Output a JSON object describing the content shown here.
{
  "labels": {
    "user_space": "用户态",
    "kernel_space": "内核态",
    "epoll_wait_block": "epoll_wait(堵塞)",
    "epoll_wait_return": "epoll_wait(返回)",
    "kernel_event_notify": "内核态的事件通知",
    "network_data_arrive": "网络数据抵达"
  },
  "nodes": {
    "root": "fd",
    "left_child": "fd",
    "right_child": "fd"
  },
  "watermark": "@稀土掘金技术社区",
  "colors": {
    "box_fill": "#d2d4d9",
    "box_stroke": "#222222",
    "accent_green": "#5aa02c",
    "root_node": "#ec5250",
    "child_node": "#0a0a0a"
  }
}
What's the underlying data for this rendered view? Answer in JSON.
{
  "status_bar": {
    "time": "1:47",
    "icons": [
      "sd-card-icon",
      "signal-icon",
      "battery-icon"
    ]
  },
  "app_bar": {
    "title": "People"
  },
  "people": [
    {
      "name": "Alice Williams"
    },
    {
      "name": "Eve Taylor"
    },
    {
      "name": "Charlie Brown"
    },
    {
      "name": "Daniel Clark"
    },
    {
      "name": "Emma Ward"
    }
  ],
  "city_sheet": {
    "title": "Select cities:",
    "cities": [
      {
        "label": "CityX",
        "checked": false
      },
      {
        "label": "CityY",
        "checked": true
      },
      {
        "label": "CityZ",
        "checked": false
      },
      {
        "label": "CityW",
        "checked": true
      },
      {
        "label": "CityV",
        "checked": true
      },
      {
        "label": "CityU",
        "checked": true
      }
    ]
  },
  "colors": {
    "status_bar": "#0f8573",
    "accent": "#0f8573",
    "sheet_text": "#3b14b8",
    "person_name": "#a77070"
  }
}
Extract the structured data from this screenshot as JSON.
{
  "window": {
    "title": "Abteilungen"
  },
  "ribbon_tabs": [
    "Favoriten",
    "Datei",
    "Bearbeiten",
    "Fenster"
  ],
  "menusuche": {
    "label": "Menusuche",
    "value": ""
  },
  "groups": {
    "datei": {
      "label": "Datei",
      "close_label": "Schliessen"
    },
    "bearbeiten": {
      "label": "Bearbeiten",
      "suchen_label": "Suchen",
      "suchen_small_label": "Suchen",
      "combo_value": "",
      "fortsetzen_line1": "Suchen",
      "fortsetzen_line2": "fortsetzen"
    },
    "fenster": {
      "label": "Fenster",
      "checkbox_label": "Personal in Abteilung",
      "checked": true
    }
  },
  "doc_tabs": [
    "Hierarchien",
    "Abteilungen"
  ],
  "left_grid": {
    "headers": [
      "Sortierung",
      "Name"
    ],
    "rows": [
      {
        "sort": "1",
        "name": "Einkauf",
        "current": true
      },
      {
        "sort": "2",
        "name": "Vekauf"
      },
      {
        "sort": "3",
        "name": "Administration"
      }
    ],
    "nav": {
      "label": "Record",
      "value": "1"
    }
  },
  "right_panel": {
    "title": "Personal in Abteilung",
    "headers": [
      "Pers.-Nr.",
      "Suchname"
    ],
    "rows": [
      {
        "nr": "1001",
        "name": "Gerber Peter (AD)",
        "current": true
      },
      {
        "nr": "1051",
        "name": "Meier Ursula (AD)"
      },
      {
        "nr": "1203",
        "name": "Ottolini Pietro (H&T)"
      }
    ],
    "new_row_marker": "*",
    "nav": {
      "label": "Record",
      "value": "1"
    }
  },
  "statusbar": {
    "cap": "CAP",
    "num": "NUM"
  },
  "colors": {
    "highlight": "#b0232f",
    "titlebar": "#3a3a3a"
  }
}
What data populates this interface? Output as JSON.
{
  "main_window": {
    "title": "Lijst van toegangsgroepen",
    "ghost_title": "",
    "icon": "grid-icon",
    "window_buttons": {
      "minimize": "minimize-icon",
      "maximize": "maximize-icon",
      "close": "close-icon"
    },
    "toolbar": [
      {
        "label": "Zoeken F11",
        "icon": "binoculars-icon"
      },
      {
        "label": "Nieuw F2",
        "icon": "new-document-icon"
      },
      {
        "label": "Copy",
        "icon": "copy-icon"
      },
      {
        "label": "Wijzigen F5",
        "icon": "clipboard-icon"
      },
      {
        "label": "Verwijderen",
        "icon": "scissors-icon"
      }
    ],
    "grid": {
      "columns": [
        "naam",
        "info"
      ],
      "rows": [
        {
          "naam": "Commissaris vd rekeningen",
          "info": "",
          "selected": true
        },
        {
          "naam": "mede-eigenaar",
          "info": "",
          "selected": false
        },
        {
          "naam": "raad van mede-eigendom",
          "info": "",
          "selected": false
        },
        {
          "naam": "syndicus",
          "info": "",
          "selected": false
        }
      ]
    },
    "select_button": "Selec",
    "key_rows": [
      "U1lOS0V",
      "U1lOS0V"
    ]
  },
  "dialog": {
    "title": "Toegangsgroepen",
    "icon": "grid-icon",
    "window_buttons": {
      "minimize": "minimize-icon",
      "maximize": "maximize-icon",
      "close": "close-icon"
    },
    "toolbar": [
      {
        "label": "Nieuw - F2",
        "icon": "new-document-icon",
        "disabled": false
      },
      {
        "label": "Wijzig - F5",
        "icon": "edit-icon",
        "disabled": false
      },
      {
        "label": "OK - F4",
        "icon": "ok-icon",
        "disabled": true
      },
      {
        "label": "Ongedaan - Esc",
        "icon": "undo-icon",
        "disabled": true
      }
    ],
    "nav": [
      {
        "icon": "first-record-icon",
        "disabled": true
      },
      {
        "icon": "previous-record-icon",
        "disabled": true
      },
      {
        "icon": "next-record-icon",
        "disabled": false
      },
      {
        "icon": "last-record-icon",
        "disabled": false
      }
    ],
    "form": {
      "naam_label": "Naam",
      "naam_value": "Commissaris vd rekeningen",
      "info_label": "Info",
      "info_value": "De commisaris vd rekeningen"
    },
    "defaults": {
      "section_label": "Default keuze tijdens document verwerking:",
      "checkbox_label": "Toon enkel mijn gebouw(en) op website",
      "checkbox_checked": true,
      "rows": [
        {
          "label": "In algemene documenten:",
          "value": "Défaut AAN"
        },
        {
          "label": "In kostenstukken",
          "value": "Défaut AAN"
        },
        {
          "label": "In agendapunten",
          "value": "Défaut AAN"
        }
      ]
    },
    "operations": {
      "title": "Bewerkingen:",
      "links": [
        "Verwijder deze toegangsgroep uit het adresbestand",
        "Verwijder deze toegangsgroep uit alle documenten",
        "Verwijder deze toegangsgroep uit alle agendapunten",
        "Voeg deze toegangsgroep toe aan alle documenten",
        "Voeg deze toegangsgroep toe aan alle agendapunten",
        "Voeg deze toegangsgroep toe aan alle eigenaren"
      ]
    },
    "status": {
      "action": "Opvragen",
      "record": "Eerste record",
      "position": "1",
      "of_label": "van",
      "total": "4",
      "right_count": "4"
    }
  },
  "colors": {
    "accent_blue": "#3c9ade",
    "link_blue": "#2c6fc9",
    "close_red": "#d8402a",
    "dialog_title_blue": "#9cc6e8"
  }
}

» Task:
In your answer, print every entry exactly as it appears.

» Exercise solution:
Output a JSON object describing the content shown here.
{
  "labels": {
    "user_space": "用户态",
    "kernel_space": "内核态",
    "epoll_wait_block": "epoll_wait(堵塞)",
    "epoll_wait_return": "epoll_wait(返回)",
    "kernel_event_notify": "内核态的事件通知",
    "network_data_arrive": "网络数据抵达"
  },
  "nodes": {
    "root": "fd",
    "left_child": "fd",
    "right_child": "fd"
  },
  "watermark": "@稀土掘金技术社区",
  "colors": {
    "box_fill": "#d2d4d9",
    "box_stroke": "#222222",
    "accent_green": "#5aa02c",
    "root_node": "#ec5250",
    "child_node": "#0a0a0a"
  }
}
What's the underlying data for this rendered view? Answer in JSON.
{
  "status_bar": {
    "time": "1:47",
    "icons": [
      "sd-card-icon",
      "signal-icon",
      "battery-icon"
    ]
  },
  "app_bar": {
    "title": "People"
  },
  "people": [
    {
      "name": "Alice Williams"
    },
    {
      "name": "Eve Taylor"
    },
    {
      "name": "Charlie Brown"
    },
    {
      "name": "Daniel Clark"
    },
    {
      "name": "Emma Ward"
    }
  ],
  "city_sheet": {
    "title": "Select cities:",
    "cities": [
      {
        "label": "CityX",
        "checked": false
      },
      {
        "label": "CityY",
        "checked": true
      },
      {
        "label": "CityZ",
        "checked": false
      },
      {
        "label": "CityW",
        "checked": true
      },
      {
        "label": "CityV",
        "checked": true
      },
      {
        "label": "CityU",
        "checked": true
      }
    ]
  },
  "colors": {
    "status_bar": "#0f8573",
    "accent": "#0f8573",
    "sheet_text": "#3b14b8",
    "person_name": "#a77070"
  }
}
Extract the structured data from this screenshot as JSON.
{
  "window": {
    "title": "Abteilungen"
  },
  "ribbon_tabs": [
    "Favoriten",
    "Datei",
    "Bearbeiten",
    "Fenster"
  ],
  "menusuche": {
    "label": "Menusuche",
    "value": ""
  },
  "groups": {
    "datei": {
      "label": "Datei",
      "close_label": "Schliessen"
    },
    "bearbeiten": {
      "label": "Bearbeiten",
      "suchen_label": "Suchen",
      "suchen_small_label": "Suchen",
      "combo_value": "",
      "fortsetzen_line1": "Suchen",
      "fortsetzen_line2": "fortsetzen"
    },
    "fenster": {
      "label": "Fenster",
      "checkbox_label": "Personal in Abteilung",
      "checked": true
    }
  },
  "doc_tabs": [
    "Hierarchien",
    "Abteilungen"
  ],
  "left_grid": {
    "headers": [
      "Sortierung",
      "Name"
    ],
    "rows": [
      {
        "sort": "1",
        "name": "Einkauf",
        "current": true
      },
      {
        "sort": "2",
        "name": "Vekauf"
      },
      {
        "sort": "3",
        "name": "Administration"
      }
    ],
    "nav": {
      "label": "Record",
      "value": "1"
    }
  },
  "right_panel": {
    "title": "Personal in Abteilung",
    "headers": [
      "Pers.-Nr.",
      "Suchname"
    ],
    "rows": [
      {
        "nr": "1001",
        "name": "Gerber Peter (AD)",
        "current": true
      },
      {
        "nr": "1051",
        "name": "Meier Ursula (AD)"
      },
      {
        "nr": "1203",
        "name": "Ottolini Pietro (H&T)"
      }
    ],
    "new_row_marker": "*",
    "nav": {
      "label": "Record",
      "value": "1"
    }
  },
  "statusbar": {
    "cap": "CAP",
    "num": "NUM"
  },
  "colors": {
    "highlight": "#b0232f",
    "titlebar": "#3a3a3a"
  }
}
What data populates this interface? Output as JSON.
{
  "main_window": {
    "title": "Lijst van toegangsgroepen",
    "ghost_title": "",
    "icon": "grid-icon",
    "window_buttons": {
      "minimize": "minimize-icon",
      "maximize": "maximize-icon",
      "close": "close-icon"
    },
    "toolbar": [
      {
        "label": "Zoeken F11",
        "icon": "binoculars-icon"
      },
      {
        "label": "Nieuw F2",
        "icon": "new-document-icon"
      },
      {
        "label": "Copy",
        "icon": "copy-icon"
      },
      {
        "label": "Wijzigen F5",
        "icon": "clipboard-icon"
      },
      {
        "label": "Verwijderen",
        "icon": "scissors-icon"
      }
    ],
    "grid": {
      "columns": [
        "naam",
        "info"
      ],
      "rows": [
        {
          "naam": "Commissaris vd rekeningen",
          "info": "",
          "selected": true
        },
        {
          "naam": "mede-eigenaar",
          "info": "",
          "selected": false
        },
        {
          "naam": "raad van mede-eigendom",
          "info": "",
          "selected": false
        },
        {
          "naam": "syndicus",
          "info": "",
          "selected": false
        }
      ]
    },
    "select_button": "Selec",
    "key_rows": [
      "U1lOS0V",
      "U1lOS0V"
    ]
  },
  "dialog": {
    "title": "Toegangsgroepen",
    "icon": "grid-icon",
    "window_buttons": {
      "minimize": "minimize-icon",
      "maximize": "maximize-icon",
      "close": "close-icon"
    },
    "toolbar": [
      {
        "label": "Nieuw - F2",
        "icon": "new-document-icon",
        "disabled": false
      },
      {
        "label": "Wijzig - F5",
        "icon": "edit-icon",
        "disabled": false
      },
      {
        "label": "OK - F4",
        "icon": "ok-icon",
        "disabled": true
      },
      {
        "label": "Ongedaan - Esc",
        "icon": "undo-icon",
        "disabled": true
      }
    ],
    "nav": [
      {
        "icon": "first-record-icon",
        "disabled": true
      },
      {
        "icon": "previous-record-icon",
        "disabled": true
      },
      {
        "icon": "next-record-icon",
        "disabled": false
      },
      {
        "icon": "last-record-icon",
        "disabled": false
      }
    ],
    "form": {
      "naam_label": "Naam",
      "naam_value": "Commissaris vd rekeningen",
      "info_label": "Info",
      "info_value": "De commisaris vd rekeningen"
    },
    "defaults": {
      "section_label": "Default keuze tijdens document verwerking:",
      "checkbox_label": "Toon enkel mijn gebouw(en) op website",
      "checkbox_checked": true,
      "rows": [
        {
          "label": "In algemene documenten:",
          "value": "Défaut AAN"
        },
        {
          "label": "In kostenstukken",
          "value": "Défaut AAN"
        },
        {
          "label": "In agendapunten",
          "value": "Défaut AAN"
        }
      ]
    },
    "operations": {
      "title": "Bewerkingen:",
      "links": [
        "Verwijder deze toegangsgroep uit het adresbestand",
        "Verwijder deze toegangsgroep uit alle documenten",
        "Verwijder deze toegangsgroep uit alle agendapunten",
        "Voeg deze toegangsgroep toe aan alle documenten",
        "Voeg deze toegangsgroep toe aan alle agendapunten",
        "Voeg deze toegangsgroep toe aan alle eigenaren"
      ]
    },
    "status": {
      "action": "Opvragen",
      "record": "Eerste record",
      "position": "1",
      "of_label": "van",
      "total": "4",
      "right_count": "4"
    }
  },
  "colors": {
    "accent_blue": "#3c9ade",
    "link_blue": "#2c6fc9",
    "close_red": "#d8402a",
    "dialog_title_blue": "#9cc6e8"
  }
}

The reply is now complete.